ACTIVITY
Report the lines of the data below that contain the string "username".

--- RECORDS FOR THIS TASK Enclosed Below ---

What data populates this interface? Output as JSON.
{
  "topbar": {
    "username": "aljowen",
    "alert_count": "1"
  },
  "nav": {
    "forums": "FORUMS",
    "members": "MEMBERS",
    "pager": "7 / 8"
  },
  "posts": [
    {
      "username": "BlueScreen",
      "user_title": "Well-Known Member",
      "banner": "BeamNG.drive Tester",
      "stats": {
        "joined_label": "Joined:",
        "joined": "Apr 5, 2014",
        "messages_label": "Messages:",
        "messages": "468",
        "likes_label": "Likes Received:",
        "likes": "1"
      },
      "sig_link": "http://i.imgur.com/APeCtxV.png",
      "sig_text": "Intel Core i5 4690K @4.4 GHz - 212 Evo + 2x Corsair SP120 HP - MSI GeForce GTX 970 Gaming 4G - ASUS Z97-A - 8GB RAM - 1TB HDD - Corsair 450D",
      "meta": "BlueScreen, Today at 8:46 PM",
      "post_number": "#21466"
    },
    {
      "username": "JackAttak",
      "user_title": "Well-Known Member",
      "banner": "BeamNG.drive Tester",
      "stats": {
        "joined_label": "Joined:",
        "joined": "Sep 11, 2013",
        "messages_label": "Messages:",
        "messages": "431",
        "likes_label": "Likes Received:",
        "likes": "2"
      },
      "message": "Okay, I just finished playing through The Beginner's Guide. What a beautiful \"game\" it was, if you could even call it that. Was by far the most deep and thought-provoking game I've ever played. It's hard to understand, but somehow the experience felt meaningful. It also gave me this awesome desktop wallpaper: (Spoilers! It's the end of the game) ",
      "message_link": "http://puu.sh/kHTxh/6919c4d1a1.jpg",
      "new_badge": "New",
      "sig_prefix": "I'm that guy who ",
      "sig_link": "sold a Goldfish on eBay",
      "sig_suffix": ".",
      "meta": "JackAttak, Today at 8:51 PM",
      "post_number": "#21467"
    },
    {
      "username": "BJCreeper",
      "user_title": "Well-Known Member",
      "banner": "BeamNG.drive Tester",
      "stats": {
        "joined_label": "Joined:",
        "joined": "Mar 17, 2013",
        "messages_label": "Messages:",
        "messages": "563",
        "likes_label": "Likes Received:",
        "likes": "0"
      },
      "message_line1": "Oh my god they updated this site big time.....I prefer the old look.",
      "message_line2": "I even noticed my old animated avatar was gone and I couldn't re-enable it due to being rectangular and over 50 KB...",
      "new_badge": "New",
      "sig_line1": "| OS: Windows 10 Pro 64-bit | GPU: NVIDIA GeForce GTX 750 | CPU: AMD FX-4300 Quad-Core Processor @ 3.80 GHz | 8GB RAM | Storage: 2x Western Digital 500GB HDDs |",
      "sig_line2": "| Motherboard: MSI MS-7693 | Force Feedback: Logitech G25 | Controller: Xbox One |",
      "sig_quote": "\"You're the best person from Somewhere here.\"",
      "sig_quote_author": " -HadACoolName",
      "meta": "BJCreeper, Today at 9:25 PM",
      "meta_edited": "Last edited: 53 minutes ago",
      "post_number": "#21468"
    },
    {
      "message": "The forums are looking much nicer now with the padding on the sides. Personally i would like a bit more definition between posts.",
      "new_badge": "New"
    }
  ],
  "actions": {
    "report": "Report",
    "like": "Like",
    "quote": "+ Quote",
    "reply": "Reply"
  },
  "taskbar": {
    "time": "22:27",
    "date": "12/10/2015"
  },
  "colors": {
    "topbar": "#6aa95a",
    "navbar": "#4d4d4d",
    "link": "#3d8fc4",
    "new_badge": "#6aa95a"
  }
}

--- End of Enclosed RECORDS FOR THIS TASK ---

RESPONSE TO THIS TASK
    "username": "aljowen",
      "username": "BlueScreen",
      "username": "JackAttak",
      "username": "BJCreeper",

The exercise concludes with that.